When you have gone through the records, report how many lines include "channel", giving the number and nothing more.

------ RECORDS FOR THE TASK ------

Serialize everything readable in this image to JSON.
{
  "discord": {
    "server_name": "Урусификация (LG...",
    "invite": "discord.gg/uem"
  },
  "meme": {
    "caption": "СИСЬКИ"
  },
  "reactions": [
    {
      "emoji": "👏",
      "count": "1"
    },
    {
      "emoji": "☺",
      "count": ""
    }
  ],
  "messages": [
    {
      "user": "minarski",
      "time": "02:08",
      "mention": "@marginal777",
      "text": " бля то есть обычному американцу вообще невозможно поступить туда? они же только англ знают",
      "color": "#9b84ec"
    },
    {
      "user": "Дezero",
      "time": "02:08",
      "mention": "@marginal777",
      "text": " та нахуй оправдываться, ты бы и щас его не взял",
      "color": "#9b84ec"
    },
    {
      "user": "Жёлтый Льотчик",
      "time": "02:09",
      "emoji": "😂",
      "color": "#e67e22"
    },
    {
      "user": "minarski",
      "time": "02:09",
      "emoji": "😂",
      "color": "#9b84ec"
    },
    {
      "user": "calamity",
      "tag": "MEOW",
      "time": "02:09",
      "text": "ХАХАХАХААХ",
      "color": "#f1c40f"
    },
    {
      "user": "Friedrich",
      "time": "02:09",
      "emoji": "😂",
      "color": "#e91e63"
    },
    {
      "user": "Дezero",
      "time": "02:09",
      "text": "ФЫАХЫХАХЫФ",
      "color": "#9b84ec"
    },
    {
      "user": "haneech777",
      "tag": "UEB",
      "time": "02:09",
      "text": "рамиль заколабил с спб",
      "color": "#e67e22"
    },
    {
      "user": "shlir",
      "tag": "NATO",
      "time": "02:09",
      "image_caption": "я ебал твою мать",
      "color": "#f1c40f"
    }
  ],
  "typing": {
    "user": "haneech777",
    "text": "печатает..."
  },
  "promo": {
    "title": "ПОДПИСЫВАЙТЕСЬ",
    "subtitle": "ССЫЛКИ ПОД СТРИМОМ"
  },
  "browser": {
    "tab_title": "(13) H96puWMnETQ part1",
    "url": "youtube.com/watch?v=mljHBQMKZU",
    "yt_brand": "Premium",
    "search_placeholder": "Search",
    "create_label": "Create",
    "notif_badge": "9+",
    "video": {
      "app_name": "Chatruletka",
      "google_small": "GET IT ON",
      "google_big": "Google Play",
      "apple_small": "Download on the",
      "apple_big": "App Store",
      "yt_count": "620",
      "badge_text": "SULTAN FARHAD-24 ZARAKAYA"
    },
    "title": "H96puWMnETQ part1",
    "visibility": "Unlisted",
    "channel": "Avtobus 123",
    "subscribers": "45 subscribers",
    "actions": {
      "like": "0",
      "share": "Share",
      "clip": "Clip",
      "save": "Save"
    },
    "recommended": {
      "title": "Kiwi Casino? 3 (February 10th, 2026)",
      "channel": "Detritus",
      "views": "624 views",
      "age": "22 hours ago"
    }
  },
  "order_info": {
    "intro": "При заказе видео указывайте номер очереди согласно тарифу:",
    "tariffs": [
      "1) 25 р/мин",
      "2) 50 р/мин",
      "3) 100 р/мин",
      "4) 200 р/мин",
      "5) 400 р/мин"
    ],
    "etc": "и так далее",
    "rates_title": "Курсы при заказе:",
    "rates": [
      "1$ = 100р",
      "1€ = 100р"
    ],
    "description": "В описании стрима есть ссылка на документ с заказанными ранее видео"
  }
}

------

### RESULT FOR THIS TASK
2